▸ Work instructions: Omit the images, then repeat the listing exactly.

▸ Extracted data:
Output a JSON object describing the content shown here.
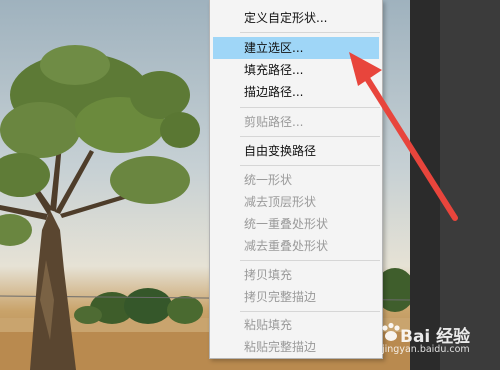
{
  "context_menu": {
    "items": [
      {
        "label": "定义自定形状...",
        "enabled": true,
        "selected": false
      },
      {
        "label": "建立选区...",
        "enabled": true,
        "selected": true
      },
      {
        "label": "填充路径...",
        "enabled": true,
        "selected": false
      },
      {
        "label": "描边路径...",
        "enabled": true,
        "selected": false
      },
      {
        "label": "剪贴路径...",
        "enabled": false,
        "selected": false
      },
      {
        "label": "自由变换路径",
        "enabled": true,
        "selected": false
      },
      {
        "label": "统一形状",
        "enabled": false,
        "selected": false
      },
      {
        "label": "减去顶层形状",
        "enabled": false,
        "selected": false
      },
      {
        "label": "统一重叠处形状",
        "enabled": false,
        "selected": false
      },
      {
        "label": "减去重叠处形状",
        "enabled": false,
        "selected": false
      },
      {
        "label": "拷贝填充",
        "enabled": false,
        "selected": false
      },
      {
        "label": "拷贝完整描边",
        "enabled": false,
        "selected": false
      },
      {
        "label": "粘贴填充",
        "enabled": false,
        "selected": false
      },
      {
        "label": "粘贴完整描边",
        "enabled": false,
        "selected": false
      }
    ]
  },
  "watermark": {
    "brand": "Bai 经验",
    "url": "jingyan.baidu.com"
  },
  "colors": {
    "selection_highlight": "#9fd6f7",
    "arrow": "#e8453c",
    "disabled_text": "#9a9a9a"
  }
}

▸ Result of the task:
Output a JSON object describing the content shown here.
{
  "context_menu": {
    "items": [
      {
        "label": "定义自定形状...",
        "enabled": true,
        "selected": false
      },
      {
        "label": "建立选区...",
        "enabled": true,
        "selected": true
      },
      {
        "label": "填充路径...",
        "enabled": true,
        "selected": false
      },
      {
        "label": "描边路径...",
        "enabled": true,
        "selected": false
      },
      {
        "label": "剪贴路径...",
        "enabled": false,
        "selected": false
      },
      {
        "label": "自由变换路径",
        "enabled": true,
        "selected": false
      },
      {
        "label": "统一形状",
        "enabled": false,
        "selected": false
      },
      {
        "label": "减去顶层形状",
        "enabled": false,
        "selected": false
      },
      {
        "label": "统一重叠处形状",
        "enabled": false,
        "selected": false
      },
      {
        "label": "减去重叠处形状",
        "enabled": false,
        "selected": false
      },
      {
        "label": "拷贝填充",
        "enabled": false,
        "selected": false
      },
      {
        "label": "拷贝完整描边",
        "enabled": false,
        "selected": false
      },
      {
        "label": "粘贴填充",
        "enabled": false,
        "selected": false
      },
      {
        "label": "粘贴完整描边",
        "enabled": false,
        "selected": false
      }
    ]
  },
  "watermark": {
    "brand": "Bai 经验",
    "url": "jingyan.baidu.com"
  },
  "colors": {
    "selection_highlight": "#9fd6f7",
    "arrow": "#e8453c",
    "disabled_text": "#9a9a9a"
  }
}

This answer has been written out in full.